### [Try it]
Scan the entries for the word "leave", and copy every line where it appears.

────────────────────

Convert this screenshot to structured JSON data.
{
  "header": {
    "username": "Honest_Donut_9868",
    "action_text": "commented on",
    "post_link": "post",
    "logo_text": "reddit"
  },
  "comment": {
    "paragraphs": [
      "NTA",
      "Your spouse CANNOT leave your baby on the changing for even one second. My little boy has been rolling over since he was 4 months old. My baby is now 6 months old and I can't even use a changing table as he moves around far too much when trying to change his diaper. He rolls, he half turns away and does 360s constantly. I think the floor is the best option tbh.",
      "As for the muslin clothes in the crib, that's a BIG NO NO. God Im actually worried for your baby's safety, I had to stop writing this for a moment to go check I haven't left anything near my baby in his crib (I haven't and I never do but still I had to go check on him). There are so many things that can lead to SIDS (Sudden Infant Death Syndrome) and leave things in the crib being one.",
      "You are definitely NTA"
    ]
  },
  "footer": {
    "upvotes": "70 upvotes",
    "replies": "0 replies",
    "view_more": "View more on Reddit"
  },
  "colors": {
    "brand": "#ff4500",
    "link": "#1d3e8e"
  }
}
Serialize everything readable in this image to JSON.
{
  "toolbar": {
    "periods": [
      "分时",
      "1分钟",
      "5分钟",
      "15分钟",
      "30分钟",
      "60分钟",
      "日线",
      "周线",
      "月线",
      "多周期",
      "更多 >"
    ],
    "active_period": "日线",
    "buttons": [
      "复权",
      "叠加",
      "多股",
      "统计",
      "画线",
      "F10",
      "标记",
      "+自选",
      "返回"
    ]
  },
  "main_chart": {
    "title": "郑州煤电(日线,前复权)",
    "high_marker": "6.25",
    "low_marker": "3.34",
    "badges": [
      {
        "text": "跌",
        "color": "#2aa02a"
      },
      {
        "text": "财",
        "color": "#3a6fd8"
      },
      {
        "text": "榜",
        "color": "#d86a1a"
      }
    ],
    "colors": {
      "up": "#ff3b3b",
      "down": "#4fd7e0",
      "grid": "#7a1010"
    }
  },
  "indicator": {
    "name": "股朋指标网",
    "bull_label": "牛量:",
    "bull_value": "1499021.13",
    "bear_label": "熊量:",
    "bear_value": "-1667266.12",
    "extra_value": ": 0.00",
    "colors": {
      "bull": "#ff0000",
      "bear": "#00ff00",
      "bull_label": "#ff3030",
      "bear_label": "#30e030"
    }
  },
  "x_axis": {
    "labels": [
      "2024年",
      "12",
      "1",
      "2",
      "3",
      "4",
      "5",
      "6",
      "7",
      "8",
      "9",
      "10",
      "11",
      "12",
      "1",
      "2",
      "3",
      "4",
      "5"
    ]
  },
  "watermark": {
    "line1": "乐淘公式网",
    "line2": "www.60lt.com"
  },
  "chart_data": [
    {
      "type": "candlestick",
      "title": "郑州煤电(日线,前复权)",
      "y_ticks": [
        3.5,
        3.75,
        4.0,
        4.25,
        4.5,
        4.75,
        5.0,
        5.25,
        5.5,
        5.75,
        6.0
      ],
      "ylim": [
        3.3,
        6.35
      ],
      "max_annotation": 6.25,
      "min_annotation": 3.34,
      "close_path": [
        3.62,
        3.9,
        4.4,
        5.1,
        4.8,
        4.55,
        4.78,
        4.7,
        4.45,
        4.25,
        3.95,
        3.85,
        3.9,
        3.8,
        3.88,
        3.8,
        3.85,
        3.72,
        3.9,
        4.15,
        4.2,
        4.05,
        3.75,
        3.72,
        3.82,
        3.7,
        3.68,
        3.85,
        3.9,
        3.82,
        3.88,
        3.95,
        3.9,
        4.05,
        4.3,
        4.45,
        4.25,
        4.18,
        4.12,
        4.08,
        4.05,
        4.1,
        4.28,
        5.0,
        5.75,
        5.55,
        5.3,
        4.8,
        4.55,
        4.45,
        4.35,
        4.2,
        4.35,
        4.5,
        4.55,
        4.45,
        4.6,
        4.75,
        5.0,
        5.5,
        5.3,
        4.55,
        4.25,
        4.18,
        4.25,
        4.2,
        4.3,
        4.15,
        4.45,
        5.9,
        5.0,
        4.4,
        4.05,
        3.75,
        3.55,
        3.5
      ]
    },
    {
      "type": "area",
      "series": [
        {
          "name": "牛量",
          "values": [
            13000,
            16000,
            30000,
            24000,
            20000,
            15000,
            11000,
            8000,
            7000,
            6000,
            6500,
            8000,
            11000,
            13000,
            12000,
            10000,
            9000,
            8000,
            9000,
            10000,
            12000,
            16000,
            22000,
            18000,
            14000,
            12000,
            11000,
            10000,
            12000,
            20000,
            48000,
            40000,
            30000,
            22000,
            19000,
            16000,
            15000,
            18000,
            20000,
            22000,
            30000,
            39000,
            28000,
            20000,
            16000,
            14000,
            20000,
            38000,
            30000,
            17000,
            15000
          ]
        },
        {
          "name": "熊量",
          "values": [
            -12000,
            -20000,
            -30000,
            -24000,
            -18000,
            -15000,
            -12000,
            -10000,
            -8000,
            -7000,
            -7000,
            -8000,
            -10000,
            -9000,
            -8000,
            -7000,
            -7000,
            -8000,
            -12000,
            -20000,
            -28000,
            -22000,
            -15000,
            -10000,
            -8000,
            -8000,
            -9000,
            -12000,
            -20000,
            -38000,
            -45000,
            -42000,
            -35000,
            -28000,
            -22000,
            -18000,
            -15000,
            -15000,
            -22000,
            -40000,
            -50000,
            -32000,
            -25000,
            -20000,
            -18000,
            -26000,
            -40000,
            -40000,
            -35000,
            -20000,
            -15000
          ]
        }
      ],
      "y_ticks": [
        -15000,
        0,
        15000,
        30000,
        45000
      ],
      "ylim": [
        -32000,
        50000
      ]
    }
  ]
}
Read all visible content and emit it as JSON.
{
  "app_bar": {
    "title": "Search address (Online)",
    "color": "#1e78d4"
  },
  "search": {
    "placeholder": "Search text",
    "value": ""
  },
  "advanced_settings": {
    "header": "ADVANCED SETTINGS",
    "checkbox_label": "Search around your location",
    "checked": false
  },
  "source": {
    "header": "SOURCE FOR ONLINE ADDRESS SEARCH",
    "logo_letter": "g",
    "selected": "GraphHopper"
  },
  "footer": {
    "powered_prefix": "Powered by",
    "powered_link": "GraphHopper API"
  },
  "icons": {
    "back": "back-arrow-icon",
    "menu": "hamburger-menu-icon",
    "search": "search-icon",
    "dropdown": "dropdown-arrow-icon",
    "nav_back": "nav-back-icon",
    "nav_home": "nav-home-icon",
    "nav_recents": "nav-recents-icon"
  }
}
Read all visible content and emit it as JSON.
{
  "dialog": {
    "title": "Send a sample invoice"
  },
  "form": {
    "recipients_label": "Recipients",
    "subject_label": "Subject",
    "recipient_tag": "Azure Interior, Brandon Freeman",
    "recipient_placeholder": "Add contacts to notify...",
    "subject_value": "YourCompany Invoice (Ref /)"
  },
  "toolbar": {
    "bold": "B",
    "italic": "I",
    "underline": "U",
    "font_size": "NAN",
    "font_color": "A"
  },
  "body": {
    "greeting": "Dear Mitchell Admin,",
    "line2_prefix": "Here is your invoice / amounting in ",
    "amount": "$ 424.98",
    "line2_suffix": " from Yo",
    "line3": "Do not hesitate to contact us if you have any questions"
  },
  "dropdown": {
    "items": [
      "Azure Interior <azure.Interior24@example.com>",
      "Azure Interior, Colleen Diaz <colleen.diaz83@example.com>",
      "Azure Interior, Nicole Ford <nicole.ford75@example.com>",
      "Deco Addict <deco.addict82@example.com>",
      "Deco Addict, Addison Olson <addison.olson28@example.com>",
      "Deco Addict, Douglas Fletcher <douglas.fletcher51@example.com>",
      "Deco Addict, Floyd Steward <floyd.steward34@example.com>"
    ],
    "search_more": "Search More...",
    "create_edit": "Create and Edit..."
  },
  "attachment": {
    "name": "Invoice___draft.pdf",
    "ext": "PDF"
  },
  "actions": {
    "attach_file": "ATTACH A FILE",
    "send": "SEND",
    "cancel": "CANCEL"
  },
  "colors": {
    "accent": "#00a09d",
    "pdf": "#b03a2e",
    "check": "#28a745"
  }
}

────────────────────

### [Solved problem]
      "Your spouse CANNOT leave your baby on the changing for even one second. My little boy has been rolling over since he was 4 months old. My baby is now 6 months old and I can't even use a changing table as he moves around far too much when trying to change his diaper. He rolls, he half turns away and does 360s constantly. I think the floor is the best option tbh.",
      "As for the muslin clothes in the crib, that's a BIG NO NO. God Im actually worried for your baby's safety, I had to stop writing this for a moment to go check I haven't left anything near my baby in his crib (I haven't and I never do but still I had to go check on him). There are so many things that can lead to SIDS (Sudden Infant Death Syndrome) and leave things in the crib being one.",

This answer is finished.